- **Data under study**:
◆ ◆ ◆ ◆

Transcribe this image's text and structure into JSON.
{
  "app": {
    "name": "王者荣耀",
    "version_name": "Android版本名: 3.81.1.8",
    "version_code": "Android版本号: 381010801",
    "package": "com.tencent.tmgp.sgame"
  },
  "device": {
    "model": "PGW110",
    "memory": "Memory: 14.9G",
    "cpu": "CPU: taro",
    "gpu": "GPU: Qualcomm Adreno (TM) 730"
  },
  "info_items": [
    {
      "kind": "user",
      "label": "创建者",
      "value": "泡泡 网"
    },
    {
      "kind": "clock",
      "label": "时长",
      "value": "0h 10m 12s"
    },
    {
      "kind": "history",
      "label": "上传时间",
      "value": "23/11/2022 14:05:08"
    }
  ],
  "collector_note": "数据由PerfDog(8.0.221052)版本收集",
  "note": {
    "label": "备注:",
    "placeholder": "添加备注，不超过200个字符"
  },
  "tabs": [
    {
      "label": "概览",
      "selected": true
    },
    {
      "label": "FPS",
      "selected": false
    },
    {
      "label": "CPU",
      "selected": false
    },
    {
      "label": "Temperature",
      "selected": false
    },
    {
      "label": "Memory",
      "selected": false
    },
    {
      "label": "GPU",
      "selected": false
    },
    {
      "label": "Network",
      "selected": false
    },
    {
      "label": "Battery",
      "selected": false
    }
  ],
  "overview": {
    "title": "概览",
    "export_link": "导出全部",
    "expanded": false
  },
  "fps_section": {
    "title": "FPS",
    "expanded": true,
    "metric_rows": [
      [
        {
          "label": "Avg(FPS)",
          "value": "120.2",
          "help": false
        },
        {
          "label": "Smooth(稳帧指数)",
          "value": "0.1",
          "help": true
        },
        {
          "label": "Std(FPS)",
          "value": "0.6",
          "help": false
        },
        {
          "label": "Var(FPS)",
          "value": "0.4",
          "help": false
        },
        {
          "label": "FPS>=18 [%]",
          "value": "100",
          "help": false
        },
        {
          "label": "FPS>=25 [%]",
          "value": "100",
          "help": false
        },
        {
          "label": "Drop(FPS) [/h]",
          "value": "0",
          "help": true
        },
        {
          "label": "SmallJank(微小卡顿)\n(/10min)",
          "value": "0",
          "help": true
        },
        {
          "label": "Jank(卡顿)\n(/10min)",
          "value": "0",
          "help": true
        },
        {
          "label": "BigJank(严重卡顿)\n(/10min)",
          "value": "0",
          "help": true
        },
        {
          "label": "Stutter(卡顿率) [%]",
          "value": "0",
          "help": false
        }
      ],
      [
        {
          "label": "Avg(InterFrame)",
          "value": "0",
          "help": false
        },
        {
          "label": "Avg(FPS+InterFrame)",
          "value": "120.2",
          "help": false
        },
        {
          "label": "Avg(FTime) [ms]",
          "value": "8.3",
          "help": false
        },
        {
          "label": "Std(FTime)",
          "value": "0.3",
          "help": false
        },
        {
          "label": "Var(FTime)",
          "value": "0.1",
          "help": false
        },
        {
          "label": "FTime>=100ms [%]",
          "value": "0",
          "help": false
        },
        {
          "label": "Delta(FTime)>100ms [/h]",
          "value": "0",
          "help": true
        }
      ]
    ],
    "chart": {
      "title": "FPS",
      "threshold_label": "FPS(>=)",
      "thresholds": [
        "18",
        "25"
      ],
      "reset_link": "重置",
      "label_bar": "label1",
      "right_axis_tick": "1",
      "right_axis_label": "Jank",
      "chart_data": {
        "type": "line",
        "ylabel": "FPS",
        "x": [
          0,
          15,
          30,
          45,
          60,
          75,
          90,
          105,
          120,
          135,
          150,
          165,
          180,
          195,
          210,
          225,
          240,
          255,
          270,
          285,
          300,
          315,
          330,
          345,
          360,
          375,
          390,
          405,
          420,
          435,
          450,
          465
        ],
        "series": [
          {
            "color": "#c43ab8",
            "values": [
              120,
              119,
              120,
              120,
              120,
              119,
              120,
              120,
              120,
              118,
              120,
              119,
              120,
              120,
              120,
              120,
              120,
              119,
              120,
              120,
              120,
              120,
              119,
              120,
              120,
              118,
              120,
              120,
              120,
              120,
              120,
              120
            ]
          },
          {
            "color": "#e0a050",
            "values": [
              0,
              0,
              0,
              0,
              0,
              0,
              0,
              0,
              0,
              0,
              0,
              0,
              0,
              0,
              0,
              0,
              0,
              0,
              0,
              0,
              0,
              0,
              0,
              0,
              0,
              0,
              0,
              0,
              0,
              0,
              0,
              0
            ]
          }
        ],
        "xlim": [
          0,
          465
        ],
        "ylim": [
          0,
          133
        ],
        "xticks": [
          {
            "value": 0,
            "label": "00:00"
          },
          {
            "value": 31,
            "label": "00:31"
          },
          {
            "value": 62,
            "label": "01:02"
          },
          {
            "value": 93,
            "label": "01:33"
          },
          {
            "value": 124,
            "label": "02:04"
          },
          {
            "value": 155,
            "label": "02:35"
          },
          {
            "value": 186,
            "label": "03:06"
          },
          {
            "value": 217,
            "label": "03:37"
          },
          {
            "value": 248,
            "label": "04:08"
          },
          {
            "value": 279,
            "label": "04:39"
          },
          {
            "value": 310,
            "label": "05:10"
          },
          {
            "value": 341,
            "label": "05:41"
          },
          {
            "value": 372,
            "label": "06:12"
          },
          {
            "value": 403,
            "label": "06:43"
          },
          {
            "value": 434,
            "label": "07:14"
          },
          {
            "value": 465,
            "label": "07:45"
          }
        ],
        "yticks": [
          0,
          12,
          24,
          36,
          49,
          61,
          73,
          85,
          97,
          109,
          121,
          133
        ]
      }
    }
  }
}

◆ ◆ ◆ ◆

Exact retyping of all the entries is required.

Transcribe this image's text and structure into JSON.
{
  "app": {
    "name": "王者荣耀",
    "version_name": "Android版本名: 3.81.1.8",
    "version_code": "Android版本号: 381010801",
    "package": "com.tencent.tmgp.sgame"
  },
  "device": {
    "model": "PGW110",
    "memory": "Memory: 14.9G",
    "cpu": "CPU: taro",
    "gpu": "GPU: Qualcomm Adreno (TM) 730"
  },
  "info_items": [
    {
      "kind": "user",
      "label": "创建者",
      "value": "泡泡 网"
    },
    {
      "kind": "clock",
      "label": "时长",
      "value": "0h 10m 12s"
    },
    {
      "kind": "history",
      "label": "上传时间",
      "value": "23/11/2022 14:05:08"
    }
  ],
  "collector_note": "数据由PerfDog(8.0.221052)版本收集",
  "note": {
    "label": "备注:",
    "placeholder": "添加备注，不超过200个字符"
  },
  "tabs": [
    {
      "label": "概览",
      "selected": true
    },
    {
      "label": "FPS",
      "selected": false
    },
    {
      "label": "CPU",
      "selected": false
    },
    {
      "label": "Temperature",
      "selected": false
    },
    {
      "label": "Memory",
      "selected": false
    },
    {
      "label": "GPU",
      "selected": false
    },
    {
      "label": "Network",
      "selected": false
    },
    {
      "label": "Battery",
      "selected": false
    }
  ],
  "overview": {
    "title": "概览",
    "export_link": "导出全部",
    "expanded": false
  },
  "fps_section": {
    "title": "FPS",
    "expanded": true,
    "metric_rows": [
      [
        {
          "label": "Avg(FPS)",
          "value": "120.2",
          "help": false
        },
        {
          "label": "Smooth(稳帧指数)",
          "value": "0.1",
          "help": true
        },
        {
          "label": "Std(FPS)",
          "value": "0.6",
          "help": false
        },
        {
          "label": "Var(FPS)",
          "value": "0.4",
          "help": false
        },
        {
          "label": "FPS>=18 [%]",
          "value": "100",
          "help": false
        },
        {
          "label": "FPS>=25 [%]",
          "value": "100",
          "help": false
        },
        {
          "label": "Drop(FPS) [/h]",
          "value": "0",
          "help": true
        },
        {
          "label": "SmallJank(微小卡顿)\n(/10min)",
          "value": "0",
          "help": true
        },
        {
          "label": "Jank(卡顿)\n(/10min)",
          "value": "0",
          "help": true
        },
        {
          "label": "BigJank(严重卡顿)\n(/10min)",
          "value": "0",
          "help": true
        },
        {
          "label": "Stutter(卡顿率) [%]",
          "value": "0",
          "help": false
        }
      ],
      [
        {
          "label": "Avg(InterFrame)",
          "value": "0",
          "help": false
        },
        {
          "label": "Avg(FPS+InterFrame)",
          "value": "120.2",
          "help": false
        },
        {
          "label": "Avg(FTime) [ms]",
          "value": "8.3",
          "help": false
        },
        {
          "label": "Std(FTime)",
          "value": "0.3",
          "help": false
        },
        {
          "label": "Var(FTime)",
          "value": "0.1",
          "help": false
        },
        {
          "label": "FTime>=100ms [%]",
          "value": "0",
          "help": false
        },
        {
          "label": "Delta(FTime)>100ms [/h]",
          "value": "0",
          "help": true
        }
      ]
    ],
    "chart": {
      "title": "FPS",
      "threshold_label": "FPS(>=)",
      "thresholds": [
        "18",
        "25"
      ],
      "reset_link": "重置",
      "label_bar": "label1",
      "right_axis_tick": "1",
      "right_axis_label": "Jank",
      "chart_data": {
        "type": "line",
        "ylabel": "FPS",
        "x": [
          0,
          15,
          30,
          45,
          60,
          75,
          90,
          105,
          120,
          135,
          150,
          165,
          180,
          195,
          210,
          225,
          240,
          255,
          270,
          285,
          300,
          315,
          330,
          345,
          360,
          375,
          390,
          405,
          420,
          435,
          450,
          465
        ],
        "series": [
          {
            "color": "#c43ab8",
            "values": [
              120,
              119,
              120,
              120,
              120,
              119,
              120,
              120,
              120,
              118,
              120,
              119,
              120,
              120,
              120,
              120,
              120,
              119,
              120,
              120,
              120,
              120,
              119,
              120,
              120,
              118,
              120,
              120,
              120,
              120,
              120,
              120
            ]
          },
          {
            "color": "#e0a050",
            "values": [
              0,
              0,
              0,
              0,
              0,
              0,
              0,
              0,
              0,
              0,
              0,
              0,
              0,
              0,
              0,
              0,
              0,
              0,
              0,
              0,
              0,
              0,
              0,
              0,
              0,
              0,
              0,
              0,
              0,
              0,
              0,
              0
            ]
          }
        ],
        "xlim": [
          0,
          465
        ],
        "ylim": [
          0,
          133
        ],
        "xticks": [
          {
            "value": 0,
            "label": "00:00"
          },
          {
            "value": 31,
            "label": "00:31"
          },
          {
            "value": 62,
            "label": "01:02"
          },
          {
            "value": 93,
            "label": "01:33"
          },
          {
            "value": 124,
            "label": "02:04"
          },
          {
            "value": 155,
            "label": "02:35"
          },
          {
            "value": 186,
            "label": "03:06"
          },
          {
            "value": 217,
            "label": "03:37"
          },
          {
            "value": 248,
            "label": "04:08"
          },
          {
            "value": 279,
            "label": "04:39"
          },
          {
            "value": 310,
            "label": "05:10"
          },
          {
            "value": 341,
            "label": "05:41"
          },
          {
            "value": 372,
            "label": "06:12"
          },
          {
            "value": 403,
            "label": "06:43"
          },
          {
            "value": 434,
            "label": "07:14"
          },
          {
            "value": 465,
            "label": "07:45"
          }
        ],
        "yticks": [
          0,
          12,
          24,
          36,
          49,
          61,
          73,
          85,
          97,
          109,
          121,
          133
        ]
      }
    }
  }
}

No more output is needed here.